Results 1 to 3 of 3

Thread: The word "all"

  1. Junior Member
    Student or Learner
    • Member Info
      • Native Language:
      • English
      • Home Country:
      • United States
      • Current Location:
      • United States

    • Join Date: Apr 2020
    • Posts: 38
    #1

    The word "all"

    He spilled milk all over the floor.

    Does the word "all" function as an adverb modifying e prepositional phrase "over the floor"?Or is it a determiner or some other part of speech? Thank you.

  2. Member
    English Teacher
    • Member Info
      • Native Language:
      • English
      • Home Country:
      • Great Britain
      • Current Location:
      • Great Britain

    • Join Date: Mar 2016
    • Posts: 465
    #2

    Re: The word "all"

    He spilled milk all over the floor.



    I think it’s preferable to treat "all" as a determinative, where the underlined sequence is a PP in which "all" functions as modifier.

    "All over" is partly idiomatic: if we omit "all" the natural preposition to use would be "on" rather than "over".

  3. VIP Member
    Other
    • Member Info
      • Native Language:
      • English
      • Home Country:
      • United States
      • Current Location:
      • United States

    • Join Date: Dec 2009
    • Posts: 6,645
    #3
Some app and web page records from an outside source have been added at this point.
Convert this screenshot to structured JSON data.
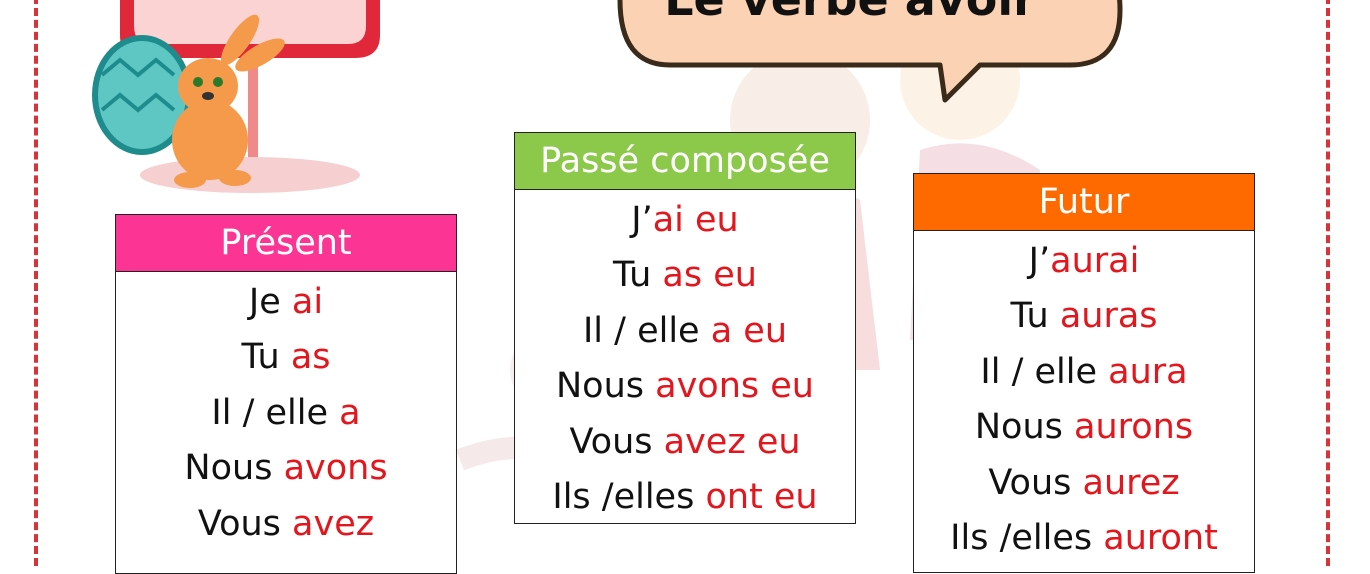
{
  "title": "Le verbe avoir",
  "colors": {
    "border": "#d9333a",
    "verb_text": "#e3161d",
    "present_header": "#fc3595",
    "passe_header": "#8cc94a",
    "futur_header": "#ff6a00"
  },
  "tables": [
    {
      "header": "Présent",
      "rows": [
        {
          "pronoun": "Je ",
          "verb": "ai"
        },
        {
          "pronoun": "Tu ",
          "verb": "as"
        },
        {
          "pronoun": "Il / elle ",
          "verb": "a"
        },
        {
          "pronoun": "Nous ",
          "verb": "avons"
        },
        {
          "pronoun": "Vous ",
          "verb": "avez"
        }
      ]
    },
    {
      "header": "Passé composée",
      "rows": [
        {
          "pronoun": "J’",
          "verb": "ai eu"
        },
        {
          "pronoun": "Tu ",
          "verb": "as eu"
        },
        {
          "pronoun": "Il / elle ",
          "verb": "a eu"
        },
        {
          "pronoun": "Nous ",
          "verb": "avons eu"
        },
        {
          "pronoun": "Vous ",
          "verb": "avez eu"
        },
        {
          "pronoun": "Ils /elles ",
          "verb": "ont eu"
        }
      ]
    },
    {
      "header": "Futur",
      "rows": [
        {
          "pronoun": "J’",
          "verb": "aurai"
        },
        {
          "pronoun": "Tu ",
          "verb": "auras"
        },
        {
          "pronoun": "Il / elle ",
          "verb": "aura"
        },
        {
          "pronoun": "Nous ",
          "verb": "aurons"
        },
        {
          "pronoun": "Vous ",
          "verb": "aurez"
        },
        {
          "pronoun": "Ils /elles ",
          "verb": "auront"
        }
      ]
    }
  ]
}
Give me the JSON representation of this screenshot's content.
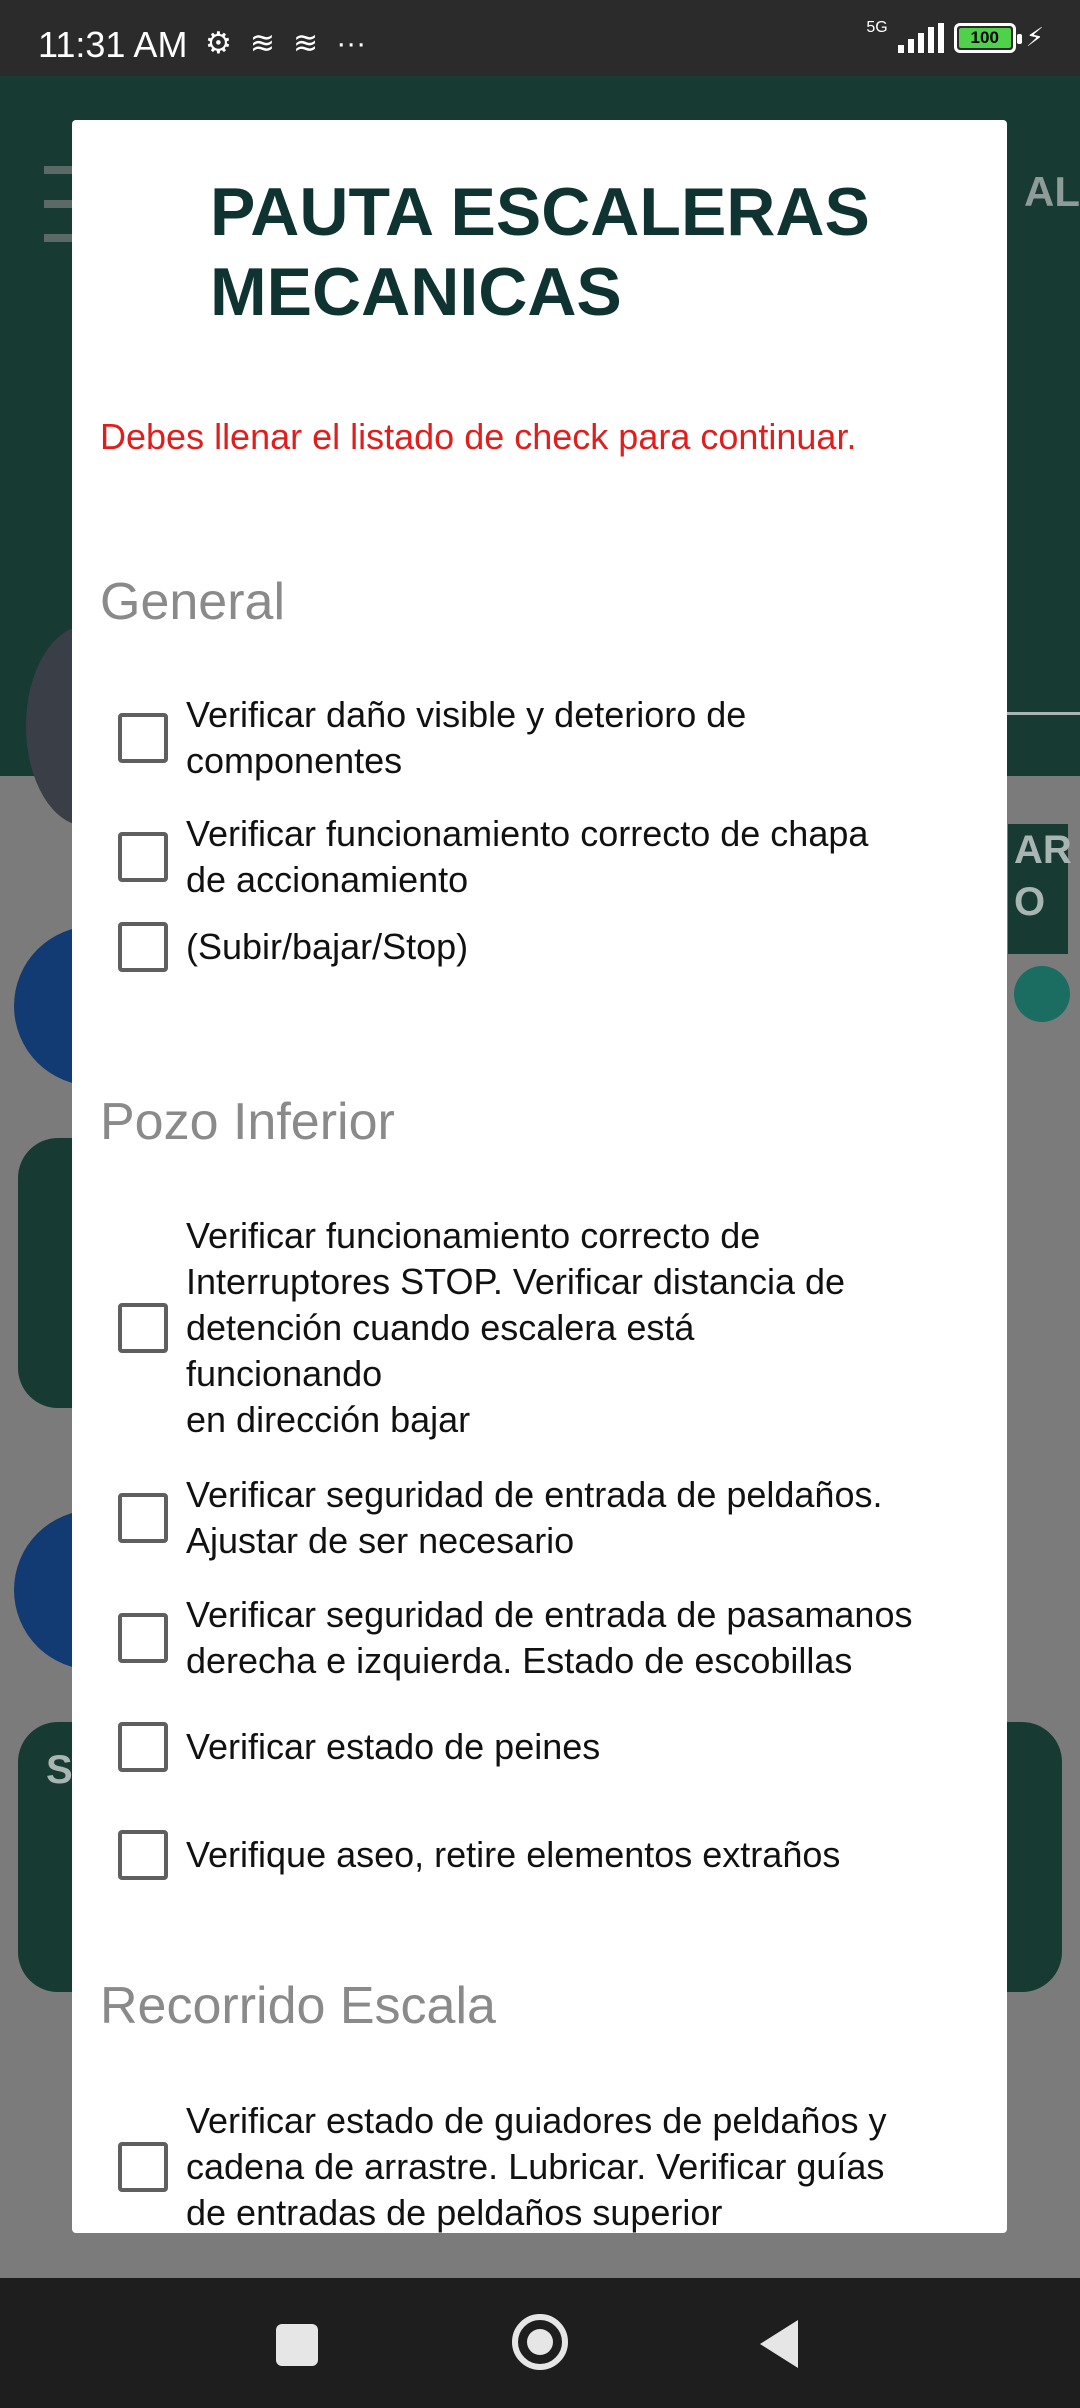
{
  "status_bar": {
    "time": "11:31 AM",
    "network": "5G",
    "battery": "100",
    "icons": [
      "settings-icon",
      "layers-icon",
      "layers-icon",
      "more-icon",
      "signal-icon",
      "battery-icon",
      "charging-icon"
    ]
  },
  "background": {
    "right_text": "AL",
    "right_button": "AR\nO",
    "s_letter": "S"
  },
  "dialog": {
    "title": "PAUTA ESCALERAS MECANICAS",
    "warning": "Debes llenar el listado de check para continuar.",
    "sections": [
      {
        "title": "General",
        "items": [
          "Verificar daño visible y deterioro de\ncomponentes",
          "Verificar funcionamiento correcto de chapa\nde accionamiento",
          "(Subir/bajar/Stop)"
        ]
      },
      {
        "title": "Pozo Inferior",
        "items": [
          "Verificar funcionamiento correcto de\nInterruptores STOP. Verificar distancia de\ndetención cuando escalera está\nfuncionando\nen dirección bajar",
          "Verificar seguridad de entrada de peldaños.\nAjustar de ser necesario",
          "Verificar seguridad de entrada de pasamanos\nderecha e izquierda. Estado de escobillas",
          "Verificar estado de peines",
          "Verifique aseo, retire elementos extraños"
        ]
      },
      {
        "title": "Recorrido Escala",
        "items": [
          "Verificar estado de guiadores de peldaños y\ncadena de arrastre. Lubricar. Verificar guías\nde entradas de peldaños superior"
        ]
      }
    ]
  },
  "colors": {
    "title": "#0f3330",
    "warning": "#e01e1e",
    "section": "#8a8a8a",
    "header_bg": "#173a33"
  }
}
    Re: The word "all"

    NOT A TEACHER


    Hi,

    1. Thanks to your question, I was able to learn something new about English grammar today.

    2. I checked three sources.

    a. The website Wiktionary feels that one should parse "all over" (as used in your sentence) as a preposition. Its example: "He dropped the bucket and got paint all over the floor."

    b. L.G. Alexander's Longman English Grammar (1988), pages 151-152, parses "all" as an adverb that modifies the preposition in "Our baby went on crying all through the night."

    c. Four respected scholars in A Comprehensive Grammar of the English Language (1985), page 685, give this sentence: "They splashed water (all) over me." The parentheses indicate that the authors feel that "all" is optional.

    *****

    In my opinion, "He spilled milk over the floor" does not sound natural. I feel that "all" is required in your sentence. Therefore, I personally would parse "all over" in your type of sentence as a preposition.

Posting Permissions

  • You may not post new threads
  • You may not post replies
  • You may not post attachments
  • You may not edit your posts
  •